Australian tech agency CSIRO settles with HP, continues case: CSIRO says that HP has settled on confidential terms over the agency's claims to have a patent that covers some of the fundamental parts of how 802.11a, g, and n Wi-Fi works. CSIRO continues to engage, as the article notes, "Microsoft, Dell, Toshiba, Intel, Nintendo, Netgear, Belkin, D-Link, Asus, Buffalo Technology, 3com, Accton and SMC." Cisco and its Linksys division aren't in the list because Cisco agreed to patent terms when it acquired an Australian network authentication firm a few years ago.
The patent may or may not be found valid. I have trouble with how it was revised to include frequencies not mentioned in the original filing that weren't in common use when the filing was first made. A patent review hasn't yet occurred. If upheld, CSIRO will collect what it has frequently described as a small royalty on all devices containing Wi-Fi.

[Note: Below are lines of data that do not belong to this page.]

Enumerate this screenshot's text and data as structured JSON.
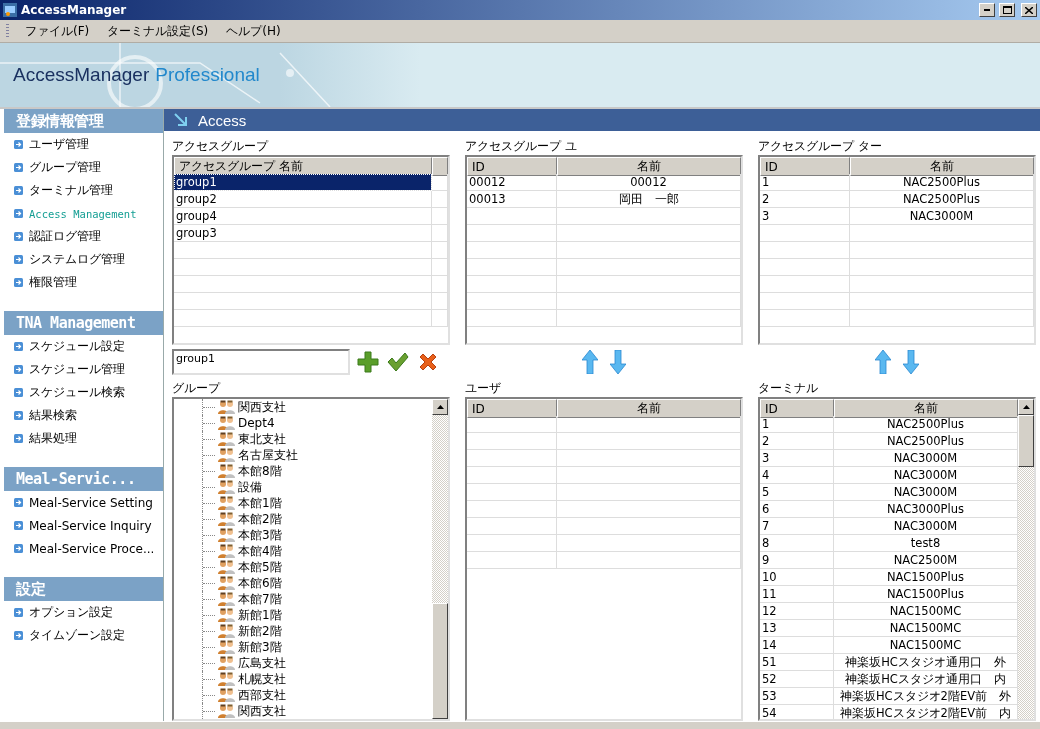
{
  "window": {
    "title": "AccessManager"
  },
  "menu": [
    "ファイル(F)",
    "ターミナル設定(S)",
    "ヘルプ(H)"
  ],
  "banner": {
    "title": "AccessManager",
    "subtitle": "Professional"
  },
  "sidebar": [
    {
      "title": "登録情報管理",
      "items": [
        {
          "label": "ユーザ管理",
          "selected": false
        },
        {
          "label": "グループ管理",
          "selected": false
        },
        {
          "label": "ターミナル管理",
          "selected": false
        },
        {
          "label": "Access Management",
          "selected": true
        },
        {
          "label": "認証ログ管理",
          "selected": false
        },
        {
          "label": "システムログ管理",
          "selected": false
        },
        {
          "label": "権限管理",
          "selected": false
        }
      ]
    },
    {
      "title": "TNA Management",
      "items": [
        {
          "label": "スケジュール設定",
          "selected": false
        },
        {
          "label": "スケジュール管理",
          "selected": false
        },
        {
          "label": "スケジュール検索",
          "selected": false
        },
        {
          "label": "結果検索",
          "selected": false
        },
        {
          "label": "結果処理",
          "selected": false
        }
      ]
    },
    {
      "title": "Meal-Servic...",
      "items": [
        {
          "label": "Meal-Service Setting",
          "selected": false
        },
        {
          "label": "Meal-Service Inquiry",
          "selected": false
        },
        {
          "label": "Meal-Service Proce...",
          "selected": false
        }
      ]
    },
    {
      "title": "設定",
      "items": [
        {
          "label": "オプション設定",
          "selected": false
        },
        {
          "label": "タイムゾーン設定",
          "selected": false
        }
      ]
    }
  ],
  "page_title": "Access",
  "access_groups": {
    "label": "アクセスグループ",
    "column": "アクセスグループ 名前",
    "rows": [
      {
        "name": "group1",
        "selected": true
      },
      {
        "name": "group2",
        "selected": false
      },
      {
        "name": "group4",
        "selected": false
      },
      {
        "name": "group3",
        "selected": false
      }
    ],
    "name_input": {
      "value": "group1"
    }
  },
  "access_group_users": {
    "label": "アクセスグループ ユ",
    "columns": [
      "ID",
      "名前"
    ],
    "rows": [
      {
        "id": "00012",
        "name": "00012"
      },
      {
        "id": "00013",
        "name": "岡田　一郎"
      }
    ]
  },
  "access_group_terminals": {
    "label": "アクセスグループ ター",
    "columns": [
      "ID",
      "名前"
    ],
    "rows": [
      {
        "id": "1",
        "name": "NAC2500Plus"
      },
      {
        "id": "2",
        "name": "NAC2500Plus"
      },
      {
        "id": "3",
        "name": "NAC3000M"
      }
    ]
  },
  "groups": {
    "label": "グループ",
    "items": [
      "関西支社",
      "Dept4",
      "東北支社",
      "名古屋支社",
      "本館8階",
      "設備",
      "本館1階",
      "本館2階",
      "本館3階",
      "本館4階",
      "本館5階",
      "本館6階",
      "本館7階",
      "新館1階",
      "新館2階",
      "新館3階",
      "広島支社",
      "札幌支社",
      "西部支社",
      "関西支社"
    ]
  },
  "users": {
    "label": "ユーザ",
    "columns": [
      "ID",
      "名前"
    ]
  },
  "terminals": {
    "label": "ターミナル",
    "columns": [
      "ID",
      "名前"
    ],
    "rows": [
      {
        "id": "1",
        "name": "NAC2500Plus"
      },
      {
        "id": "2",
        "name": "NAC2500Plus"
      },
      {
        "id": "3",
        "name": "NAC3000M"
      },
      {
        "id": "4",
        "name": "NAC3000M"
      },
      {
        "id": "5",
        "name": "NAC3000M"
      },
      {
        "id": "6",
        "name": "NAC3000Plus"
      },
      {
        "id": "7",
        "name": "NAC3000M"
      },
      {
        "id": "8",
        "name": "test8"
      },
      {
        "id": "9",
        "name": "NAC2500M"
      },
      {
        "id": "10",
        "name": "NAC1500Plus"
      },
      {
        "id": "11",
        "name": "NAC1500Plus"
      },
      {
        "id": "12",
        "name": "NAC1500MC"
      },
      {
        "id": "13",
        "name": "NAC1500MC"
      },
      {
        "id": "14",
        "name": "NAC1500MC"
      },
      {
        "id": "51",
        "name": "神楽坂HCスタジオ通用口　外"
      },
      {
        "id": "52",
        "name": "神楽坂HCスタジオ通用口　内"
      },
      {
        "id": "53",
        "name": "神楽坂HCスタジオ2階EV前　外"
      },
      {
        "id": "54",
        "name": "神楽坂HCスタジオ2階EV前　内"
      }
    ]
  }
}
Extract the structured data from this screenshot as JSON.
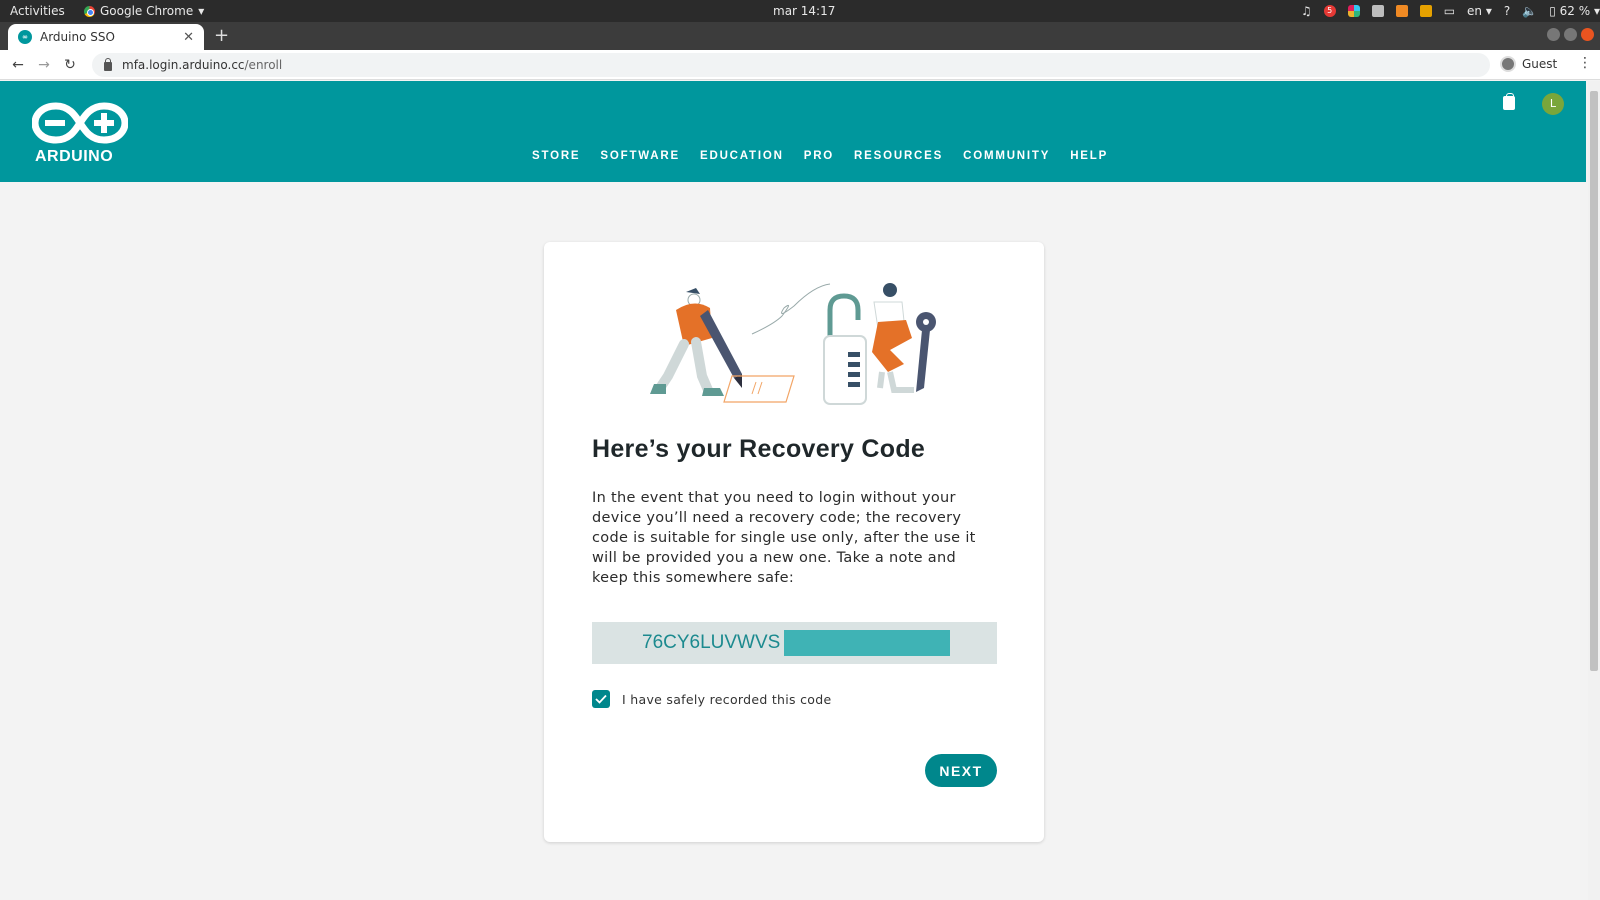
{
  "system_bar": {
    "activities": "Activities",
    "app_name": "Google Chrome",
    "clock": "mar 14:17",
    "notification_count": "5",
    "language": "en",
    "question": "?",
    "battery": "62 %"
  },
  "browser": {
    "tab_title": "Arduino SSO",
    "tab_favicon": "arduino-favicon",
    "url_host": "mfa.login.arduino.cc",
    "url_path": "/enroll",
    "profile_label": "Guest"
  },
  "site": {
    "brand": "ARDUINO",
    "nav": [
      "STORE",
      "SOFTWARE",
      "EDUCATION",
      "PRO",
      "RESOURCES",
      "COMMUNITY",
      "HELP"
    ],
    "avatar_initial": "L",
    "accent_color": "#00979d"
  },
  "card": {
    "title": "Here’s your Recovery Code",
    "description": "In the event that you need to login without your device you’ll need a recovery code; the recovery code is suitable for single use only, after the use it will be provided you a new one. Take a note and keep this somewhere safe:",
    "recovery_code": "76CY6LUVWVS",
    "checkbox_label": "I have safely recorded this code",
    "checkbox_checked": true,
    "next_label": "NEXT"
  }
}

The article misstates the current state of the Buffalo/CSIRO lawsuit by missing a fine detail. CSIRO claimed to have come out in top last September in an appeals court decision, but both parties got something out of it. In December, Buffalo was allowed to start selling gear again, even as the case was sent back to lower court to deal with a small issue. Now, it's still possible Buffalo will have to pay damages, back royalties, and future royalties, but it's actively selling gear at the moment. CSIRO says it won something in appeals because of this possibility.